> [Action item]
Once you have read the records below, print them again exactly as they stand.

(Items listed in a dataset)
━━━

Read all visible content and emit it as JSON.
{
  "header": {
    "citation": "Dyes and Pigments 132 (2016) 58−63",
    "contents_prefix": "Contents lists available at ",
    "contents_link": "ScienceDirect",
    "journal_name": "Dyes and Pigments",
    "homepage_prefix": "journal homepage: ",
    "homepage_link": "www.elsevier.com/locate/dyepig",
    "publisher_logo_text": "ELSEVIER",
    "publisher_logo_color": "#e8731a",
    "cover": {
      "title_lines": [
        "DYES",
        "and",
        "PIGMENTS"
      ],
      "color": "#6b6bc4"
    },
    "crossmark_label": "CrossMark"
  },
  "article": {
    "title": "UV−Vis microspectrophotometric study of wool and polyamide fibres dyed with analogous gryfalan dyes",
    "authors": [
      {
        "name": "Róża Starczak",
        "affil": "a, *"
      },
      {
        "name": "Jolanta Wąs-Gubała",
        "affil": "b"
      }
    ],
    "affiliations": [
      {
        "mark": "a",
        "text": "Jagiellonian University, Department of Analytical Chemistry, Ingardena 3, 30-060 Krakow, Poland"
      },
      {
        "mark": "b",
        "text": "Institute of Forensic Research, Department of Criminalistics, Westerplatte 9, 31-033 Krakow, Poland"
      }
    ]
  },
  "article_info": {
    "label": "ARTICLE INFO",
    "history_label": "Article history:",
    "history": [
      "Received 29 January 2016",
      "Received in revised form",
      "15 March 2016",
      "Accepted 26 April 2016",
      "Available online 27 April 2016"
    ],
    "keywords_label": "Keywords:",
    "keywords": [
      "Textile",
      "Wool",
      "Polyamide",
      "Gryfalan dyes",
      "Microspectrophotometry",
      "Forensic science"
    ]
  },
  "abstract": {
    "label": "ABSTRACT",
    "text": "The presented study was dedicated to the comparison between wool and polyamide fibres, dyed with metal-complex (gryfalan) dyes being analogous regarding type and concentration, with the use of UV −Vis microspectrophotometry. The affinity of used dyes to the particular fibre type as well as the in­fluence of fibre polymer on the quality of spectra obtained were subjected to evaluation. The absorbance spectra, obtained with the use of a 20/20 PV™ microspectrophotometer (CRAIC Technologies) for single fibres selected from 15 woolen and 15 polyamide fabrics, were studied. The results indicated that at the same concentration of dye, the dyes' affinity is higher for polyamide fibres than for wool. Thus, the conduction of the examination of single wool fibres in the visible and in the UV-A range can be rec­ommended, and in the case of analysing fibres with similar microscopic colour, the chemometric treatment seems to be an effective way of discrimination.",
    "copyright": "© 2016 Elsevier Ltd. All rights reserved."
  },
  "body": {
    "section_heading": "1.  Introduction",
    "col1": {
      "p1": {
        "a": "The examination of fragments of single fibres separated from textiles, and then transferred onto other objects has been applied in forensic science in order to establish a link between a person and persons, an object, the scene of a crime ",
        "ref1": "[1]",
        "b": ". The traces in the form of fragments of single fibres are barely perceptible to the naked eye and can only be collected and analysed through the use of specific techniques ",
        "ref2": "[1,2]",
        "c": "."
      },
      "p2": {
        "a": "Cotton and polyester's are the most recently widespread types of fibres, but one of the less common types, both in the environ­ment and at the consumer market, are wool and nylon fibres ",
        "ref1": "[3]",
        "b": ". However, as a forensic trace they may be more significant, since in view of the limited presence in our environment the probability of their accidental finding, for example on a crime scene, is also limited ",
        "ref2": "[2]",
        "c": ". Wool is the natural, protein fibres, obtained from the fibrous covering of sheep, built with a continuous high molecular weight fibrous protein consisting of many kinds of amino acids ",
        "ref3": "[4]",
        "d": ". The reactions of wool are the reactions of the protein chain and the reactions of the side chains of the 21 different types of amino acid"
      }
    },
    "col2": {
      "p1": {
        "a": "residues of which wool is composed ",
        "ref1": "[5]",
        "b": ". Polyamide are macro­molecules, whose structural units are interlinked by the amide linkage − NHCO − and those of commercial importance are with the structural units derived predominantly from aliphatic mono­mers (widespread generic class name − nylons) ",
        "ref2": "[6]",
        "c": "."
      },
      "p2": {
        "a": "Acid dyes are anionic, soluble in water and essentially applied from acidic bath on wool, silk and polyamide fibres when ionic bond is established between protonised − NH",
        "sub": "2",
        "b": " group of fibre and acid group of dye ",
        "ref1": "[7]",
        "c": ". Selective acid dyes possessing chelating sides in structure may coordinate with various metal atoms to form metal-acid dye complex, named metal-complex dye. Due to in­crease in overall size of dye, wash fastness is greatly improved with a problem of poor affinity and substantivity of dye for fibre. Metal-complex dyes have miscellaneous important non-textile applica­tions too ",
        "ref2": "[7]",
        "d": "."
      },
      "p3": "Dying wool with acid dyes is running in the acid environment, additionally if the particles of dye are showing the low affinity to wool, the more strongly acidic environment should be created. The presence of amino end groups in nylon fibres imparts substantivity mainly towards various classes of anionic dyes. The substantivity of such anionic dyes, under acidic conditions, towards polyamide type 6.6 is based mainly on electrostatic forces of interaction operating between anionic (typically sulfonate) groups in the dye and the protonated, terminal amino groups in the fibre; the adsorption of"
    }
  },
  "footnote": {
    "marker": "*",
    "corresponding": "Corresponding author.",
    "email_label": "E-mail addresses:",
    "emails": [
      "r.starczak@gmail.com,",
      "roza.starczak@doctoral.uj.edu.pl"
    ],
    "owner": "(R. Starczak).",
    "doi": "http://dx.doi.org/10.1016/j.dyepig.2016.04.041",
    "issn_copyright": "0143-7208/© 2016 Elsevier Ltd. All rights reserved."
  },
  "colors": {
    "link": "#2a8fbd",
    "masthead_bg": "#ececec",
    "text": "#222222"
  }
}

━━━

> [Written reply]
Read all visible content and emit it as JSON.
{
  "header": {
    "citation": "Dyes and Pigments 132 (2016) 58−63",
    "contents_prefix": "Contents lists available at ",
    "contents_link": "ScienceDirect",
    "journal_name": "Dyes and Pigments",
    "homepage_prefix": "journal homepage: ",
    "homepage_link": "www.elsevier.com/locate/dyepig",
    "publisher_logo_text": "ELSEVIER",
    "publisher_logo_color": "#e8731a",
    "cover": {
      "title_lines": [
        "DYES",
        "and",
        "PIGMENTS"
      ],
      "color": "#6b6bc4"
    },
    "crossmark_label": "CrossMark"
  },
  "article": {
    "title": "UV−Vis microspectrophotometric study of wool and polyamide fibres dyed with analogous gryfalan dyes",
    "authors": [
      {
        "name": "Róża Starczak",
        "affil": "a, *"
      },
      {
        "name": "Jolanta Wąs-Gubała",
        "affil": "b"
      }
    ],
    "affiliations": [
      {
        "mark": "a",
        "text": "Jagiellonian University, Department of Analytical Chemistry, Ingardena 3, 30-060 Krakow, Poland"
      },
      {
        "mark": "b",
        "text": "Institute of Forensic Research, Department of Criminalistics, Westerplatte 9, 31-033 Krakow, Poland"
      }
    ]
  },
  "article_info": {
    "label": "ARTICLE INFO",
    "history_label": "Article history:",
    "history": [
      "Received 29 January 2016",
      "Received in revised form",
      "15 March 2016",
      "Accepted 26 April 2016",
      "Available online 27 April 2016"
    ],
    "keywords_label": "Keywords:",
    "keywords": [
      "Textile",
      "Wool",
      "Polyamide",
      "Gryfalan dyes",
      "Microspectrophotometry",
      "Forensic science"
    ]
  },
  "abstract": {
    "label": "ABSTRACT",
    "text": "The presented study was dedicated to the comparison between wool and polyamide fibres, dyed with metal-complex (gryfalan) dyes being analogous regarding type and concentration, with the use of UV −Vis microspectrophotometry. The affinity of used dyes to the particular fibre type as well as the in­fluence of fibre polymer on the quality of spectra obtained were subjected to evaluation. The absorbance spectra, obtained with the use of a 20/20 PV™ microspectrophotometer (CRAIC Technologies) for single fibres selected from 15 woolen and 15 polyamide fabrics, were studied. The results indicated that at the same concentration of dye, the dyes' affinity is higher for polyamide fibres than for wool. Thus, the conduction of the examination of single wool fibres in the visible and in the UV-A range can be rec­ommended, and in the case of analysing fibres with similar microscopic colour, the chemometric treatment seems to be an effective way of discrimination.",
    "copyright": "© 2016 Elsevier Ltd. All rights reserved."
  },
  "body": {
    "section_heading": "1.  Introduction",
    "col1": {
      "p1": {
        "a": "The examination of fragments of single fibres separated from textiles, and then transferred onto other objects has been applied in forensic science in order to establish a link between a person and persons, an object, the scene of a crime ",
        "ref1": "[1]",
        "b": ". The traces in the form of fragments of single fibres are barely perceptible to the naked eye and can only be collected and analysed through the use of specific techniques ",
        "ref2": "[1,2]",
        "c": "."
      },
      "p2": {
        "a": "Cotton and polyester's are the most recently widespread types of fibres, but one of the less common types, both in the environ­ment and at the consumer market, are wool and nylon fibres ",
        "ref1": "[3]",
        "b": ". However, as a forensic trace they may be more significant, since in view of the limited presence in our environment the probability of their accidental finding, for example on a crime scene, is also limited ",
        "ref2": "[2]",
        "c": ". Wool is the natural, protein fibres, obtained from the fibrous covering of sheep, built with a continuous high molecular weight fibrous protein consisting of many kinds of amino acids ",
        "ref3": "[4]",
        "d": ". The reactions of wool are the reactions of the protein chain and the reactions of the side chains of the 21 different types of amino acid"
      }
    },
    "col2": {
      "p1": {
        "a": "residues of which wool is composed ",
        "ref1": "[5]",
        "b": ". Polyamide are macro­molecules, whose structural units are interlinked by the amide linkage − NHCO − and those of commercial importance are with the structural units derived predominantly from aliphatic mono­mers (widespread generic class name − nylons) ",
        "ref2": "[6]",
        "c": "."
      },
      "p2": {
        "a": "Acid dyes are anionic, soluble in water and essentially applied from acidic bath on wool, silk and polyamide fibres when ionic bond is established between protonised − NH",
        "sub": "2",
        "b": " group of fibre and acid group of dye ",
        "ref1": "[7]",
        "c": ". Selective acid dyes possessing chelating sides in structure may coordinate with various metal atoms to form metal-acid dye complex, named metal-complex dye. Due to in­crease in overall size of dye, wash fastness is greatly improved with a problem of poor affinity and substantivity of dye for fibre. Metal-complex dyes have miscellaneous important non-textile applica­tions too ",
        "ref2": "[7]",
        "d": "."
      },
      "p3": "Dying wool with acid dyes is running in the acid environment, additionally if the particles of dye are showing the low affinity to wool, the more strongly acidic environment should be created. The presence of amino end groups in nylon fibres imparts substantivity mainly towards various classes of anionic dyes. The substantivity of such anionic dyes, under acidic conditions, towards polyamide type 6.6 is based mainly on electrostatic forces of interaction operating between anionic (typically sulfonate) groups in the dye and the protonated, terminal amino groups in the fibre; the adsorption of"
    }
  },
  "footnote": {
    "marker": "*",
    "corresponding": "Corresponding author.",
    "email_label": "E-mail addresses:",
    "emails": [
      "r.starczak@gmail.com,",
      "roza.starczak@doctoral.uj.edu.pl"
    ],
    "owner": "(R. Starczak).",
    "doi": "http://dx.doi.org/10.1016/j.dyepig.2016.04.041",
    "issn_copyright": "0143-7208/© 2016 Elsevier Ltd. All rights reserved."
  },
  "colors": {
    "link": "#2a8fbd",
    "masthead_bg": "#ececec",
    "text": "#222222"
  }
}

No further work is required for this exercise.